“We put bacon and eggs on the menu,” he recalled with a smile, “but the customers were all Jewish, and nobody bought it in those days. But we sold bagels for two cents apiece. Coffee was a nickel. Cigarettes were 10 for 10 cents. People were poor but happy.”
Over the years, while other nearby diners offered the ubiquitous poutine, Beauty’s began featuring the “Mish-Mash” omelet, an over-the-top mélange of eggs, hot dogs, green peppers, onions and salami. Another consistent big seller has been a wood oven-baked sesame seed bagel from the legendary St-Viateur shop, with excellent lox and a shmear of fluffy, homemade cream cheese, finished with tomato and onion.
While never kosher, traditional Jewish-style specialties co-exist peacefully at Beauty’s with non-kosher items. The chopped liver sandwich with onions shares menu space with grilled cheese and bacon, and blintzes are not far from the BLT.
As Beauty’s attained legendary status, show business legends began to put in appearances, now immortalized with photos on the luncheonette’s walls.
“Tony Bennett was here,” said Hymie, “and Frank Sinatra, Jerry Lewis, Jack Lemmon, Dustin Hoffman, and Dean Martin many times. They ordered the Mish-Mash. We always treated them low-key, like every other customer. Never bothered them.”
Howie Mandel is a Beauty’s fan these days.
Hymie and Freda had one son, Larry, three grandchildren, and five great-grandchildren. While Hymie sits on the first stool at the counter, welcoming customers, Larry runs the place, along with his daughter Julie, “the middle granddaughter.”
Julie, 43, worked there part-time as a teenager, and over the years, increased her involvement.
The neighborhood, Mile End, is no longer a Jewish ghetto, and only about 20% of the current clientele is Jewish.
“We have so many French people come in,” said Julie, “and they ask for ‘shallah,’ which is how they pronounce ‘challah.’ They love it, and then they learn how to say it!”
Although she’s an eyewitness to the growth of the business, it still surprises her.
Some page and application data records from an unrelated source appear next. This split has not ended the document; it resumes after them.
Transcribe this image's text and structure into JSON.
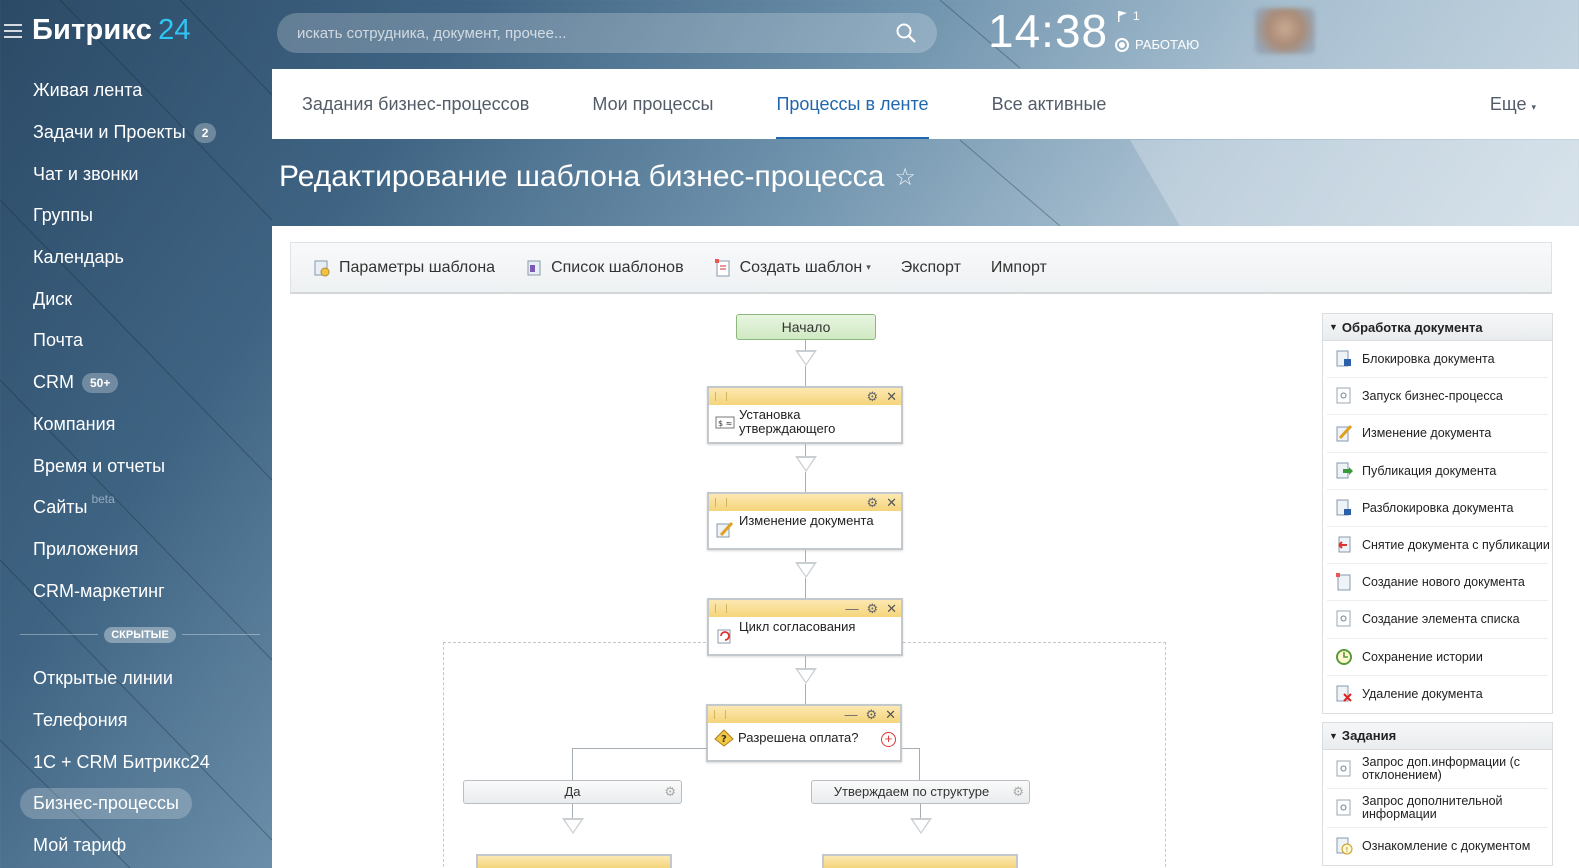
{
  "app": {
    "logo_text": "Битрикс",
    "logo_num": "24"
  },
  "sidebar": {
    "items": [
      {
        "label": "Живая лента"
      },
      {
        "label": "Задачи и Проекты",
        "badge": "2"
      },
      {
        "label": "Чат и звонки"
      },
      {
        "label": "Группы"
      },
      {
        "label": "Календарь"
      },
      {
        "label": "Диск"
      },
      {
        "label": "Почта"
      },
      {
        "label": "CRM",
        "badge": "50+"
      },
      {
        "label": "Компания"
      },
      {
        "label": "Время и отчеты"
      },
      {
        "label": "Сайты",
        "tag": "beta"
      },
      {
        "label": "Приложения"
      },
      {
        "label": "CRM-маркетинг"
      }
    ],
    "hidden_label": "СКРЫТЫЕ",
    "hidden_items": [
      {
        "label": "Открытые линии"
      },
      {
        "label": "Телефония"
      },
      {
        "label": "1С + CRM Битрикс24"
      },
      {
        "label": "Бизнес-процессы",
        "active": true
      },
      {
        "label": "Мой тариф"
      }
    ]
  },
  "header": {
    "search_placeholder": "искать сотрудника, документ, прочее...",
    "clock": "14:38",
    "flag_count": "1",
    "status": "РАБОТАЮ"
  },
  "tabs": {
    "items": [
      "Задания бизнес-процессов",
      "Мои процессы",
      "Процессы в ленте",
      "Все активные"
    ],
    "active_index": 2,
    "more": "Еще"
  },
  "page": {
    "title": "Редактирование шаблона бизнес-процесса",
    "star": "☆"
  },
  "toolbar": {
    "template_params": "Параметры шаблона",
    "template_list": "Список шаблонов",
    "create_template": "Создать шаблон",
    "export": "Экспорт",
    "import": "Импорт"
  },
  "designer": {
    "start": "Начало",
    "blocks": [
      {
        "label": "Установка утверждающего"
      },
      {
        "label": "Изменение документа"
      },
      {
        "label": "Цикл согласования"
      },
      {
        "label": "Разрешена оплата?"
      }
    ],
    "branch_yes": "Да",
    "branch_other": "Утверждаем по структуре компании"
  },
  "palette": {
    "sections": [
      {
        "title": "Обработка документа",
        "items": [
          {
            "label": "Блокировка документа",
            "icon": "lock-document-icon"
          },
          {
            "label": "Запуск бизнес-процесса",
            "icon": "start-process-icon"
          },
          {
            "label": "Изменение документа",
            "icon": "edit-document-icon"
          },
          {
            "label": "Публикация документа",
            "icon": "publish-document-icon"
          },
          {
            "label": "Разблокировка документа",
            "icon": "unlock-document-icon"
          },
          {
            "label": "Снятие документа с публикации",
            "icon": "unpublish-document-icon"
          },
          {
            "label": "Создание нового документа",
            "icon": "new-document-icon"
          },
          {
            "label": "Создание элемента списка",
            "icon": "list-element-icon"
          },
          {
            "label": "Сохранение истории",
            "icon": "history-clock-icon"
          },
          {
            "label": "Удаление документа",
            "icon": "delete-document-icon"
          }
        ]
      },
      {
        "title": "Задания",
        "items": [
          {
            "label": "Запрос доп.информации (с отклонением)",
            "icon": "request-info-reject-icon"
          },
          {
            "label": "Запрос дополнительной информации",
            "icon": "request-info-icon"
          },
          {
            "label": "Ознакомление с документом",
            "icon": "review-document-icon"
          }
        ]
      }
    ]
  },
  "colors": {
    "accent": "#2067b0",
    "logo_num": "#2fc6f6",
    "block_head": "#f5d57a",
    "start_node": "#cfe9c2"
  }
}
“It’s surreal, unbelievable,” she said. “Sometimes I look around on the weekends, it’s so packed with tourists, it’s crazy. And my grandfather built all this. He works so hard. He’s been a real model to all of us, my sister and brother. His great-grandchildren are in awe of him. They know they’re always welcome here, and other than a Friday night dinner or family event, this is where they come to see him.”
After nearly three-quarters of a century, Hymie still boasts about his restaurant’s food.
“Everything is good here. Everything is fresh; nothing frozen,” he said with perceptible pride. “That’s why we have a good reputation.”
Could he have imagined in 1942 that he’d still be in business in 2016?
“Never. I would never believe it. We’re the last of the old-time diners. You don’t see this no more,” he said.
But it’s more than the fantastic French toast, the sensational smoothies, and the memorable mac ‘n cheese.
As Julie explained, “People walk in here and they say it’s a feeling. A comfortable, homey good feeling, with comfortable food.”
And, of course, one key ingredient that nobody else has: Hymie Sckolnick.